Over the last several years, energy resilience has become one of the primary metrics the military services use to assess their installations. The new benchmark has emerged as installations face threats from a vulnerable commercial grid, extreme weather events and cyberattacks. A new report produced by ADC in partnership with Converge Strategies includes four examples of how installations have deployed a mix of distributed energy resources — including solar, wind, batteries and natural gas — in combination with a microgrid to enhance their energy resilience. The case studies provide a valuable introduction to the variety of avenues defense communities can pursue to support a local installation’s effort to become more energy resilient, as each of the four projects relies on either state or local investment, or significant participation by local authorities.
The four case studies in “Beyond the Fence Line: Strengthening Military Capabilities through Energy Resilience Partnerships” are:
- Naval Construction Battalion Center Gulfport, Miss., allowed Southern Co. to install a 4.29-megawatt PV system on 23 acres of base land in exchange for the utility constructing battery storage capacity that can be “islanded off” and powered by the solar array in case of a blackout.
- Otis Air National Guard Base in Cape Cod developed a microgrid that can power the entire installation for 120 hours during outages using wind power, advanced battery technology and diesel generation.
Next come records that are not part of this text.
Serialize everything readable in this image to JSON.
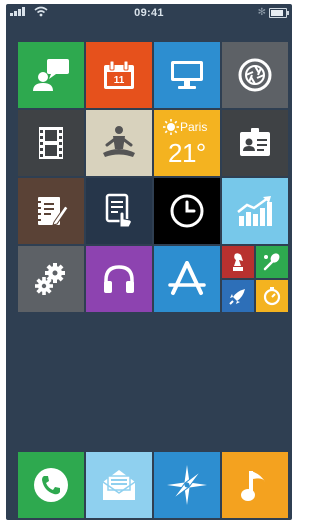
{
  "status_bar": {
    "time": "09:41",
    "bluetooth": "✻",
    "battery_level": 0.85
  },
  "tiles": [
    {
      "id": "messages",
      "color": "#2ea94f",
      "icon": "chat-user-icon"
    },
    {
      "id": "calendar",
      "color": "#e6511c",
      "icon": "calendar-icon",
      "text": "11"
    },
    {
      "id": "desktop",
      "color": "#2d8ed0",
      "icon": "monitor-icon"
    },
    {
      "id": "camera",
      "color": "#5d6166",
      "icon": "aperture-icon"
    },
    {
      "id": "video",
      "color": "#3f4245",
      "icon": "film-icon"
    },
    {
      "id": "meditation",
      "color": "#d8d2bd",
      "icon": "meditation-icon"
    },
    {
      "id": "weather",
      "color": "#f4b320",
      "icon": "weather-icon",
      "city": "Paris",
      "temp": "21°"
    },
    {
      "id": "contacts",
      "color": "#3f4245",
      "icon": "id-card-icon"
    },
    {
      "id": "notes",
      "color": "#5a4236",
      "icon": "notebook-icon"
    },
    {
      "id": "documents",
      "color": "#26364a",
      "icon": "document-touch-icon"
    },
    {
      "id": "clock",
      "color": "#000000",
      "icon": "clock-icon"
    },
    {
      "id": "stocks",
      "color": "#77c8ea",
      "icon": "chart-up-icon"
    },
    {
      "id": "settings",
      "color": "#5d6166",
      "icon": "gears-icon"
    },
    {
      "id": "music-player",
      "color": "#8d43b0",
      "icon": "headphones-icon"
    },
    {
      "id": "app-store",
      "color": "#2d8ed0",
      "icon": "app-store-icon"
    },
    {
      "id": "games-group",
      "icon": "folder-icon",
      "minis": [
        {
          "id": "chess",
          "color": "#b8312f",
          "icon": "chess-piece-icon"
        },
        {
          "id": "sports",
          "color": "#2ea94f",
          "icon": "racket-icon"
        },
        {
          "id": "rocket",
          "color": "#2d6fb8",
          "icon": "rocket-icon"
        },
        {
          "id": "timer",
          "color": "#f4b320",
          "icon": "stopwatch-icon"
        }
      ]
    }
  ],
  "dock": [
    {
      "id": "phone",
      "color": "#2ea94f",
      "icon": "phone-icon"
    },
    {
      "id": "mail",
      "color": "#8fd0ef",
      "icon": "mail-icon"
    },
    {
      "id": "safari",
      "color": "#2d8ed0",
      "icon": "compass-icon"
    },
    {
      "id": "music",
      "color": "#f4a21f",
      "icon": "music-note-icon"
    }
  ]
}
The microgrid was financed with $6 million in state resources through the Massachusetts Military Asset and Security Strategy Task Force and is expected to be fully operational in the first quarter of 2019.
- Naval Submarine Base New London, Conn., partnered with the state and local government to install two 3.7-megawatt natural gas fuel cells on land leased from the Navy. During power outages, the fuel cells and an accompanying microgrid will sustain base operations. The base was able to secure part of the funding from a statewide microgrid grant program.
- Marine Corps Air Station Miramar developed a microgrid that can power the entire base for up to three weeks using landfill gas, solar energy, storage, diesel generation and natural gas. The microgrid’s control system also allows the base to create additional cost savings by offsetting electricity purchases from the grid. The system was made possible through municipal partnerships and state funding programs managed through the California Energy Commission.
Photo courtesy of U.S. Air Force